Rare performance from drummer/percussionist Toshi Tsuchitori - joined by Seymour Wright and Ute Kanngiesser for a special late matinee. Anyone who's enjoyed Tsuchitori's sought after solo records will know his playing is intuitive, performative and totally hardcore. Matched with the huge vocabulary of Wright and Kanngiesser, the trio perfectly balance tension, detail and spiral-armed joy.
Toshi Tsuchitori / percussion, vocals
Ute Kanngiesser / cello
Seymour Wright / saxophone
1. 14.2.16 - (40.36)
Recorded by Shaun Crook at Cafe OTO on Sunday 14th February 2016. Mixed by Paul Abbott. Mastered by James Dunn. Photo by Dawid Laskowski.
Available as a 320k MP3 or 24bit FLAC download
Toshi Tsuchitori, born in 1950 in the Japanese prefecture of Kagawa, began playing the traditional Japanese drums at an early age. Since the Seventies, he has performed internationally with specialists of free form improvisation such as Milford Graves, Steve Lacy, Derek Baily and others. In 1976, he worked with Peter Brook’s theatre group for the first time and has since written the music for the productions of “Ubu“, “The Conference of the Birds“, “Los“, “The Mahabharata“, “The Tempest“ and “The Tragedy of Hamlet“. He has studied traditional music styles of around the globe and presents the results of his research into the earliest manifestations of Japanese music with which he deals since ten years at his performances. A series of prehistoric Japanese sounds under the titles “Dotaku“, “Sanukaito“ and „Jomonko“ were published under his name as well as two books: His autobiography, “Spiral Arms”, and a study on prehistoric Japanese music entitled ”The Sounds of Jomon“.
Ute Kanngiesser is a London based in musician from Germany. She has played classical cello since early childhood and turned to improvisation and experimental music while training in physical theatre and dance in Berlin. Since then, she has radically deconstructed her classical roots and focussed on the immediate material of her instrument - its limitless resonance and pulse, its potential for an elemental music that dissolves conventional notions of rhythm and pitch and what it means to be lyrical.
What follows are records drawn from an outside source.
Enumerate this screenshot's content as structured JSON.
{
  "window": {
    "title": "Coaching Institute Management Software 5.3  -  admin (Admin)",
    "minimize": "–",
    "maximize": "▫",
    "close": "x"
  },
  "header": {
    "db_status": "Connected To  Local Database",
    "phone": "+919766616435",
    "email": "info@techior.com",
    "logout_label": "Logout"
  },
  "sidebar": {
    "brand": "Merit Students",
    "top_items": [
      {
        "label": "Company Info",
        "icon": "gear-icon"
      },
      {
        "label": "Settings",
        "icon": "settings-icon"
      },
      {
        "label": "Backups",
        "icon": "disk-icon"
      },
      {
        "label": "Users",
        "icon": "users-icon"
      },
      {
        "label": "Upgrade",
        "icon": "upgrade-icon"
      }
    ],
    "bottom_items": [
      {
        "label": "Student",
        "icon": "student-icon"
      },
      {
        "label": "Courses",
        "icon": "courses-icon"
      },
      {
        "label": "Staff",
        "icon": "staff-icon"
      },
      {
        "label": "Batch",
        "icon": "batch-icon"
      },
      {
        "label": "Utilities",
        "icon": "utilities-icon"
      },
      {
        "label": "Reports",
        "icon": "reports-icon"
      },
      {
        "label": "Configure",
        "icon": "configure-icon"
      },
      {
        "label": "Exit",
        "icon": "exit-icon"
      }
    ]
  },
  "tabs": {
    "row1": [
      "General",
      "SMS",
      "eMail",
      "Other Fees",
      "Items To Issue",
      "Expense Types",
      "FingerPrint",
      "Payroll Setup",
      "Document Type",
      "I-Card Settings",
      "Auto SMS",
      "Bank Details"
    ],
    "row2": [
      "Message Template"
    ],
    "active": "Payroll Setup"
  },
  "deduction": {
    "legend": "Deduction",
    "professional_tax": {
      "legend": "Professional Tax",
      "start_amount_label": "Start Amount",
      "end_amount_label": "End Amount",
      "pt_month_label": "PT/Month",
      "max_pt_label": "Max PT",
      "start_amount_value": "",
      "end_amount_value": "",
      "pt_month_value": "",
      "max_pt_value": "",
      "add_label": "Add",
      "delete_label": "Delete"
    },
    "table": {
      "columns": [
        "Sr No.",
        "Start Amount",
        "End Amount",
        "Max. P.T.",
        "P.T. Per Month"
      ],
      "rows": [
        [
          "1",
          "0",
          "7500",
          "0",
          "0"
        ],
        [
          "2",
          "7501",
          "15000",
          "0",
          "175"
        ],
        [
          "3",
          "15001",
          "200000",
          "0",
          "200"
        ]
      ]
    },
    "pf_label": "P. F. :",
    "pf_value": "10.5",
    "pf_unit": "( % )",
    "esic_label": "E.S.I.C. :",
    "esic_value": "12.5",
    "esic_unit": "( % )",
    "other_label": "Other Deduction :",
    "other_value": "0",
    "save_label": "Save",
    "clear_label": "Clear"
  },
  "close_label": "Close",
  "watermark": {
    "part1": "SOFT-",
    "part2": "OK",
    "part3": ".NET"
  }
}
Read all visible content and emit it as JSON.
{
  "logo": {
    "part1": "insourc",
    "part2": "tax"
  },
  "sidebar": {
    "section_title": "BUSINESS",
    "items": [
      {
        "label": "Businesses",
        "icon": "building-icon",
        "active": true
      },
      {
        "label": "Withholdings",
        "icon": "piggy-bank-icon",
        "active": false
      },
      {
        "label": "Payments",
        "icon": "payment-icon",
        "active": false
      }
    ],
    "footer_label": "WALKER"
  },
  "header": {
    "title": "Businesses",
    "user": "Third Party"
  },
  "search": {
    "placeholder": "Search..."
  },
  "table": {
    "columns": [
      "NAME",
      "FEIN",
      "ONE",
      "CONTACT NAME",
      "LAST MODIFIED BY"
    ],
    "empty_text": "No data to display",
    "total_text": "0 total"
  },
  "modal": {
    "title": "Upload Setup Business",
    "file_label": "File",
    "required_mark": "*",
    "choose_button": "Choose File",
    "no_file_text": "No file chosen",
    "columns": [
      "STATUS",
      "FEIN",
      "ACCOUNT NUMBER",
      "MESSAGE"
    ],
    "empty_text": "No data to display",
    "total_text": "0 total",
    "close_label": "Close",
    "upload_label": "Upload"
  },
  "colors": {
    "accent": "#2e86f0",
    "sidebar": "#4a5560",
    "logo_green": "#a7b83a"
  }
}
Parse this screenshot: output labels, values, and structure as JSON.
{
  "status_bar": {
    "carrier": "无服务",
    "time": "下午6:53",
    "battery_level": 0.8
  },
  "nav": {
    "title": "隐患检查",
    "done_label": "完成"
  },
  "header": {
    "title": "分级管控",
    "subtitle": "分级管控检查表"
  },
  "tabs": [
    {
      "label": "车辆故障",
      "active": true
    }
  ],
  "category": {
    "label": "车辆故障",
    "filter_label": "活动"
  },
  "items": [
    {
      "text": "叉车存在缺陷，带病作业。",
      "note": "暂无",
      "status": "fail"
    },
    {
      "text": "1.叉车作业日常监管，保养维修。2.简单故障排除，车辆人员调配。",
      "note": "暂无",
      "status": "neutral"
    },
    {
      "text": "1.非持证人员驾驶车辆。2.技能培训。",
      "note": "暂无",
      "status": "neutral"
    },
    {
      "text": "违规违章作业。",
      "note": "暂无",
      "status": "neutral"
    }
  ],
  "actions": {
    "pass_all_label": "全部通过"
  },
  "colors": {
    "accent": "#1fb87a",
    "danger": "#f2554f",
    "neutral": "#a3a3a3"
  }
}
Along this journey she has worked with some of the most influential players of free music and experimental composition, as well as artist film makers, writers and architects.
Most recent collaborations have been with John Tilbury, Seymour Wright, Paul Abbott, Billy Steiger, Angharad Davies, Steve Noble, Crystabel Riley, Rie Nakajima, Daniel Blumberg, Jim White, Eddie Prevost, John Butcher, Evie Ward, Tom Wheatley, Jennifer Allum, Marjolaine Charbin, Dimitra Lazaridou Chatzigoga, Keiko Yamamoto, Phil Minton, Pak Yan Lau, Assemble, and Keira Greene.
Her music has been released on Otoroku, Matchless, Earshots, Another Timbre and Mute. www.utekanngiesser.com
Words about Ute Kanngiesser's solo release Geäder (Earshots):
"Automatic writing almost, or a fugue state. Arriving at an end point is an exhaustion, almost like waking from a dream. You look back at what has been created with bafflement. Footprints on a beach you can’t remember. You marvel: what have I done?" – We Need No Swords
"[...] environmental sounds captured in Hackney as a spur for improvisation; nasal bowing sounds, percussive fanfares, unspooling loops of harmonics that crack upon impact – whole sides to the cello normally shut down by conventional technique." - The Guardian
Seymour Wright’s work is about the creative, situated friction of learning, ideas, people and the saxophone – music, history and technique – actual and potential.
His solo work is documented on three widely-acclaimed collections - Seymour Wright of Derby (2008), Seymour Writes Back (2015) and Is This Right? (2017).
Current projects include: abaria with Ute Kanngiesser; [Ahmed] with Antonin Gerbal, Joel Grip and Pat Thomas; @xcrswx with Crystabel Riley; GUO with Daniel Blumberg; The Experimental Library with Evie Ward; XT with Paul Abbott; a trans-atlantic duet with Anne Guthrie, and, with Jean-luc Guionnet a project addressing an imaginary lacunae in Aby Warburg's Atlas Mnemosyne.
His writing has been published in C//A, Sound American and The Wire.